Yup buddy.  Of the two of us, you're the smart one.


Tuesday, October 17, 2017


B-  Hey buddy!  How's it going?

R-  Hello Beel.  It is good.  I have food.

B-  Yeah, you've had your head stuck in that feeder non-stop lately.  You're getting kinda pot-bellied.

R-  I am just doing my job.

B-   Your job kinda changed this summer, didn't it.  I tend to ride Alloy a lot more than I ride you, now.

R-  I have to keep track of the herd now that That Mare is gone.  I must eat much.  And yell when the others leave so they know where to go home at.

B-  That was very sad, wasn't it.  She foundered and was in pain.  The vet and the farrier thought she would never get better, and she'd always be in pain.  So last July, we had to put her down.

R-  She got dead.
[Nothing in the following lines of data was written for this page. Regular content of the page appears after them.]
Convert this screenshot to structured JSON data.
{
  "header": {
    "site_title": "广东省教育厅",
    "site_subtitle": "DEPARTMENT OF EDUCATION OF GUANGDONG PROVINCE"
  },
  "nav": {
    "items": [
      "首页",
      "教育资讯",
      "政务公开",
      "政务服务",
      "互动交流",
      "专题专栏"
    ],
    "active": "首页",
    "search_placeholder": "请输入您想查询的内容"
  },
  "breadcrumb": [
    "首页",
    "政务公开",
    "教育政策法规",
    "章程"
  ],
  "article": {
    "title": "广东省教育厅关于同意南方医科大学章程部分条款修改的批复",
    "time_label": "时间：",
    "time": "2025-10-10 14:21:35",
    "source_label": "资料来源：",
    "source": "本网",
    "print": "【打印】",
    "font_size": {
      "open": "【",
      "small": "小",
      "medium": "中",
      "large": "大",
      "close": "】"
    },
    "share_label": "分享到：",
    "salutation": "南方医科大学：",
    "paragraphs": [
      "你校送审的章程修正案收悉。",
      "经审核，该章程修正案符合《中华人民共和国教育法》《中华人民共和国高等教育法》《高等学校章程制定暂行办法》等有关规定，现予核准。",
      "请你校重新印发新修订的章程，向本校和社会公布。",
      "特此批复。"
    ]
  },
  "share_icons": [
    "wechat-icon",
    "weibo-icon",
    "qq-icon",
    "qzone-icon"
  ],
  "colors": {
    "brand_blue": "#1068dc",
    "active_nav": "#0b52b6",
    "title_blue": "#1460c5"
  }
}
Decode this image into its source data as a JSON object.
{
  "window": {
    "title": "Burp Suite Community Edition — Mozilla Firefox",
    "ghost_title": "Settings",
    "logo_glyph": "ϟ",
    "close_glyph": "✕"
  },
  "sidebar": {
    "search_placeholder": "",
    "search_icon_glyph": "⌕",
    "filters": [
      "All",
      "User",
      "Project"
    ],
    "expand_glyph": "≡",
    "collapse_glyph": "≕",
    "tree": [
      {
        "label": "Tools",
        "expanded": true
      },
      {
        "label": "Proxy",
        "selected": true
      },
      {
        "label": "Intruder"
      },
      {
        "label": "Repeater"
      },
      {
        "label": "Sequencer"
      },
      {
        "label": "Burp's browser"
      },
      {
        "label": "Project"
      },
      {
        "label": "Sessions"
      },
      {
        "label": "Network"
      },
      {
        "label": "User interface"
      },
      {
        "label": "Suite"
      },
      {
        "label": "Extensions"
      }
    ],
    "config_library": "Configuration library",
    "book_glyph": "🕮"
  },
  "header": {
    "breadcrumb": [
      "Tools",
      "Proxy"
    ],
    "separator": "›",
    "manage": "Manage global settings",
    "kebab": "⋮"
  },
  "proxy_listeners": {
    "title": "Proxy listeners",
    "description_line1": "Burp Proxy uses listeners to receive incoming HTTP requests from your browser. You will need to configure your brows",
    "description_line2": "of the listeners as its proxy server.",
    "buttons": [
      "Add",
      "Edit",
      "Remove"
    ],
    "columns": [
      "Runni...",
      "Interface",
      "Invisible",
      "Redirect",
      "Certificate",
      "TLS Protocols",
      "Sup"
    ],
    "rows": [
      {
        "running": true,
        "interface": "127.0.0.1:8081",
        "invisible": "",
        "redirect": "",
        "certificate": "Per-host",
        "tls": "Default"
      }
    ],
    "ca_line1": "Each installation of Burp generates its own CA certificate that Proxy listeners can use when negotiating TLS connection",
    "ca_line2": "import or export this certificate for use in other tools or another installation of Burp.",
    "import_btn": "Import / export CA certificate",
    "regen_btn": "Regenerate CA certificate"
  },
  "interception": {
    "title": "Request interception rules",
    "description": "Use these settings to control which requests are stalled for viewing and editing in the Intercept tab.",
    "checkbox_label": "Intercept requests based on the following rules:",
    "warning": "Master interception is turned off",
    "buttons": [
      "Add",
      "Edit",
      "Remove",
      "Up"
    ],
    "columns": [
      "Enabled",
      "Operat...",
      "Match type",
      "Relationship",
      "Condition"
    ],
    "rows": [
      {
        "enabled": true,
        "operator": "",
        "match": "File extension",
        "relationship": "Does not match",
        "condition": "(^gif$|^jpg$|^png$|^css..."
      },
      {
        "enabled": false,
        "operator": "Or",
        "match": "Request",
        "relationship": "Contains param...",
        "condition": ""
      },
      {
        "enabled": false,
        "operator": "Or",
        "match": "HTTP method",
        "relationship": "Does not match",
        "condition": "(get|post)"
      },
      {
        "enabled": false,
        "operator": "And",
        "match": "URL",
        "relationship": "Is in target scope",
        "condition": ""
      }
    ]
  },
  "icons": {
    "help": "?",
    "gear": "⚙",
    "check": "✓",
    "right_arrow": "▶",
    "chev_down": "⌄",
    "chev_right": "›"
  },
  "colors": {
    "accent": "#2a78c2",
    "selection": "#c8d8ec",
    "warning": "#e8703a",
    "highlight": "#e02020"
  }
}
B-  When we put down your herd-mate Shadow seventeen years ago, You looked for him for years afterward.  This time I took you over to look at Jesse.

R-  She got dead.

B-  And you never looked for her afterwards.

R-  It would not help.  When they get dead they do not eat any more.  Or be with the herd.  Or yell so I can find my way home.

B-  I didn't show her to Washoe.  He looked for her for days.  I didn't even think about showing her to him. He seems to have stopped looking now, though.  And Alloy, the new horse, never really seemed to notice.  I thought that was odd because she was his first "friend" in the herd.

R-  That Mare always liked dogs and young animals.  Al-thing is both.

B-  Alloy.  And I think he would disagree with your assessment of his heritage.   And you were pretty partial to Jesse when she moved in with us, and she was only 5 months old.

R-  The mother mare was very old and tired.  I needed to help.

B-  Jesse's mom was more than willing to let you take over the raising of that filly.

R-  I teached her many rules.  She did not pee on the food.  She maked all new horses follow the rules.

B-  She would step right up and take over any herd we introduced her to.

R-  Bossy.

B-  She was at that.  We all miss her. 

R-  She maked a good mare.

B-  Yeah, she was a very good lead mare for the herd.

She is missed.